Items from an interface collection:
● ● ● ● ● ● ●
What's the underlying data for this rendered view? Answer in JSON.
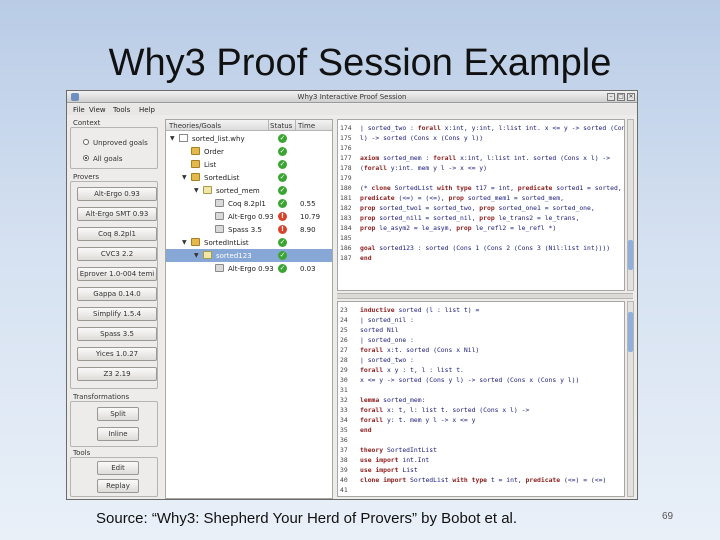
{
  "slide": {
    "title": "Why3 Proof Session Example",
    "source": "Source: “Why3: Shepherd Your Herd of Provers” by Bobot et al.",
    "page_number": "69"
  },
  "window": {
    "title": "Why3 Interactive Proof Session",
    "menu": [
      "File",
      "View",
      "Tools",
      "Help"
    ]
  },
  "context": {
    "label": "Context",
    "options": [
      {
        "label": "Unproved goals",
        "selected": false
      },
      {
        "label": "All goals",
        "selected": true
      }
    ]
  },
  "provers": {
    "label": "Provers",
    "buttons": [
      "Alt-Ergo 0.93",
      "Alt-Ergo SMT 0.93",
      "Coq 8.2pl1",
      "CVC3 2.2",
      "Eprover 1.0-004 temi",
      "Gappa 0.14.0",
      "Simplify 1.5.4",
      "Spass 3.5",
      "Yices 1.0.27",
      "Z3 2.19"
    ]
  },
  "transformations": {
    "label": "Transformations",
    "buttons": [
      "Split",
      "Inline"
    ]
  },
  "tools": {
    "label": "Tools",
    "buttons": [
      "Edit",
      "Replay"
    ]
  },
  "tree": {
    "columns": [
      "Theories/Goals",
      "Status",
      "Time"
    ],
    "rows": [
      {
        "name": "sorted_list.why",
        "status": "ok",
        "time": "",
        "kind": "file",
        "depth": 0,
        "expander": "▼"
      },
      {
        "name": "Order",
        "status": "ok",
        "time": "",
        "kind": "folder",
        "depth": 1,
        "expander": ""
      },
      {
        "name": "List",
        "status": "ok",
        "time": "",
        "kind": "folder",
        "depth": 1,
        "expander": ""
      },
      {
        "name": "SortedList",
        "status": "ok",
        "time": "",
        "kind": "folder",
        "depth": 1,
        "expander": "▼"
      },
      {
        "name": "sorted_mem",
        "status": "ok",
        "time": "",
        "kind": "goal",
        "depth": 2,
        "expander": "▼"
      },
      {
        "name": "Coq 8.2pl1",
        "status": "ok",
        "time": "0.55",
        "kind": "prover",
        "depth": 3,
        "expander": ""
      },
      {
        "name": "Alt-Ergo 0.93",
        "status": "bad",
        "time": "10.79",
        "kind": "prover",
        "depth": 3,
        "expander": ""
      },
      {
        "name": "Spass 3.5",
        "status": "bad",
        "time": "8.90",
        "kind": "prover",
        "depth": 3,
        "expander": ""
      },
      {
        "name": "SortedIntList",
        "status": "ok",
        "time": "",
        "kind": "folder",
        "depth": 1,
        "expander": "▼"
      },
      {
        "name": "sorted123",
        "status": "ok",
        "time": "",
        "kind": "goal",
        "depth": 2,
        "expander": "▼",
        "selected": true
      },
      {
        "name": "Alt-Ergo 0.93",
        "status": "ok",
        "time": "0.03",
        "kind": "prover",
        "depth": 3,
        "expander": ""
      }
    ]
  },
  "editor_top": [
    {
      "ln": "174",
      "text": "  | sorted_two : forall x:int, y:int, l:list int. x <= y -> sorted (Cons y"
    },
    {
      "ln": "175",
      "text": "      l) -> sorted (Cons x (Cons y l))"
    },
    {
      "ln": "176",
      "text": ""
    },
    {
      "ln": "177",
      "text": "  axiom sorted_mem : forall x:int, l:list int. sorted (Cons x l) ->"
    },
    {
      "ln": "178",
      "text": "    (forall y:int. mem y l -> x <= y)"
    },
    {
      "ln": "179",
      "text": ""
    },
    {
      "ln": "180",
      "text": "  (* clone SortedList with type t17 = int, predicate sorted1 = sorted,"
    },
    {
      "ln": "181",
      "text": "    predicate (<=) = (<=), prop sorted_mem1 = sorted_mem,"
    },
    {
      "ln": "182",
      "text": "    prop sorted_two1 = sorted_two, prop sorted_one1 = sorted_one,"
    },
    {
      "ln": "183",
      "text": "    prop sorted_nil1 = sorted_nil, prop le_trans2 = le_trans,"
    },
    {
      "ln": "184",
      "text": "    prop le_asym2 = le_asym, prop le_refl2 = le_refl *)"
    },
    {
      "ln": "185",
      "text": ""
    },
    {
      "ln": "186",
      "text": "  goal sorted123 : sorted (Cons 1 (Cons 2 (Cons 3 (Nil:list int))))"
    },
    {
      "ln": "187",
      "text": "end"
    }
  ],
  "editor_bottom": [
    {
      "ln": "23",
      "text": "  inductive sorted (l : list t) ="
    },
    {
      "ln": "24",
      "text": "    | sorted_nil :"
    },
    {
      "ln": "25",
      "text": "        sorted Nil"
    },
    {
      "ln": "26",
      "text": "    | sorted_one :"
    },
    {
      "ln": "27",
      "text": "        forall x:t. sorted (Cons x Nil)"
    },
    {
      "ln": "28",
      "text": "    | sorted_two :"
    },
    {
      "ln": "29",
      "text": "        forall x y : t, l : list t."
    },
    {
      "ln": "30",
      "text": "        x <= y -> sorted (Cons y l) -> sorted (Cons x (Cons y l))"
    },
    {
      "ln": "31",
      "text": ""
    },
    {
      "ln": "32",
      "text": "  lemma sorted_mem:"
    },
    {
      "ln": "33",
      "text": "    forall x: t, l: list t. sorted (Cons x l) ->"
    },
    {
      "ln": "34",
      "text": "    forall y: t. mem y l -> x <= y"
    },
    {
      "ln": "35",
      "text": "end"
    },
    {
      "ln": "36",
      "text": ""
    },
    {
      "ln": "37",
      "text": "theory SortedIntList"
    },
    {
      "ln": "38",
      "text": "  use import int.Int"
    },
    {
      "ln": "39",
      "text": "  use import List"
    },
    {
      "ln": "40",
      "text": "  clone import SortedList with type t = int, predicate (<=) = (<=)"
    },
    {
      "ln": "41",
      "text": ""
    },
    {
      "ln": "42",
      "text": "  goal sorted123: sorted (Cons 1 (Cons 2 (Cons 3 Nil)))"
    },
    {
      "ln": "43",
      "text": "end"
    }
  ],
  "colors": {
    "ok": "#3aa532",
    "bad": "#d9422a",
    "selection": "#87a8d6",
    "highlight": "#6acb3a"
  },
  "icons": {
    "ok": "✓",
    "bad": "!"
  }
}
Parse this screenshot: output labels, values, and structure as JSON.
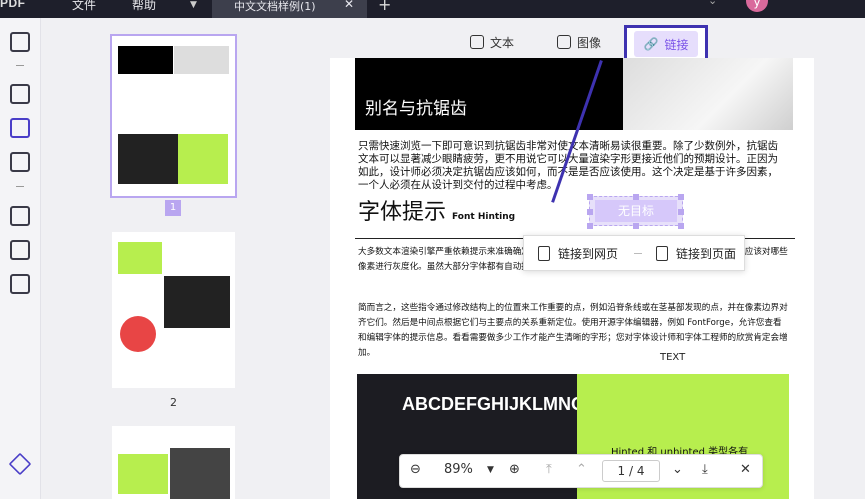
{
  "app": {
    "logo": "PDF",
    "menu": [
      "文件",
      "帮助"
    ],
    "tab_title": "中文文档样例(1)",
    "avatar": "y"
  },
  "toolbar": {
    "text": "文本",
    "image": "图像",
    "link": "链接"
  },
  "thumbs": {
    "page1": "1",
    "page2": "2"
  },
  "doc": {
    "hero_title": "别名与抗锯齿",
    "para": "只需快速浏览一下即可意识到抗锯齿非常对使文本清晰易读很重要。除了少数例外，抗锯齿文本可以显著减少眼睛疲劳，更不用说它可以大量渲染字形更接近他们的预期设计。正因为如此，设计师必须决定抗锯齿应该如何，而不是是否应该使用。这个决定是基于许多因素，一个人必须在从设计到交付的过程中考虑。",
    "heading": "字体提示",
    "heading_en": "Font Hinting",
    "small1": "大多数文本渲染引擎严重依赖提示来准确确定字体大小和位置。提示是用于字体与像素对齐网格并确定应该对哪些像素进行灰度化。虽然大部分字体都有自动提示，但一些字体由类型设计师手动完成并嵌入文件。",
    "small2": "简而言之，这些指令通过修改结构上的位置来工作重要的点，例如沿脊条线或在茎基部发现的点，并在像素边界对齐它们。然后是中间点根据它们与主要点的关系重新定位。使用开源字体编辑器，例如 FontForge，允许您查看和编辑字体的提示信息。看看需要做多少工作才能产生清晰的字形；您对字体设计师和字体工程师的欣赏肯定会增加。",
    "text_label": "TEXT",
    "img_text": "ABCDEFGHIJKLMNO",
    "green_text": "Hinted 和 unhinted 类型各有"
  },
  "target": {
    "label": "无目标"
  },
  "popup": {
    "web": "链接到网页",
    "page": "链接到页面"
  },
  "zoom": {
    "value": "89%",
    "current": "1",
    "total": "4"
  }
}
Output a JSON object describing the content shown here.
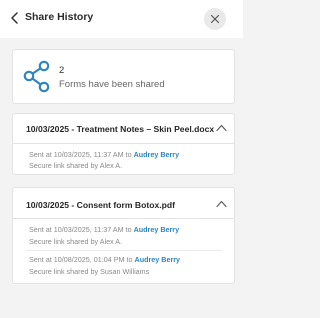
{
  "header": {
    "title": "Share History",
    "back_icon": "chevron-left-icon",
    "close_icon": "close-icon"
  },
  "summary": {
    "count": "2",
    "label": "Forms have been shared",
    "icon": "share-icon",
    "icon_color": "#2e86c1"
  },
  "documents": [
    {
      "title": "10/03/2025 - Treatment Notes – Skin Peel.docx",
      "expanded": true,
      "shares": [
        {
          "sent_prefix": "Sent at 10/03/2025, 11:37 AM to ",
          "recipient": "Audrey Berry",
          "shared_by": "Secure link shared by Alex A."
        }
      ]
    },
    {
      "title": "10/03/2025 - Consent form Botox.pdf",
      "expanded": true,
      "shares": [
        {
          "sent_prefix": "Sent at 10/03/2025, 11:37 AM to ",
          "recipient": "Audrey Berry",
          "shared_by": "Secure link shared by Alex A."
        },
        {
          "sent_prefix": "Sent at 10/08/2025, 01:04 PM to ",
          "recipient": "Audrey Berry",
          "shared_by": "Secure link shared by Susan Williams"
        }
      ]
    }
  ],
  "colors": {
    "accent": "#2e86c1",
    "background": "#f3f3f4"
  }
}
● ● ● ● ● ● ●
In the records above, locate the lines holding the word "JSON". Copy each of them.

SOLUTION →
What's the underlying data for this rendered view? Answer in JSON.
Parse this screenshot: output labels, values, and structure as JSON.
Output a JSON object describing the content shown here.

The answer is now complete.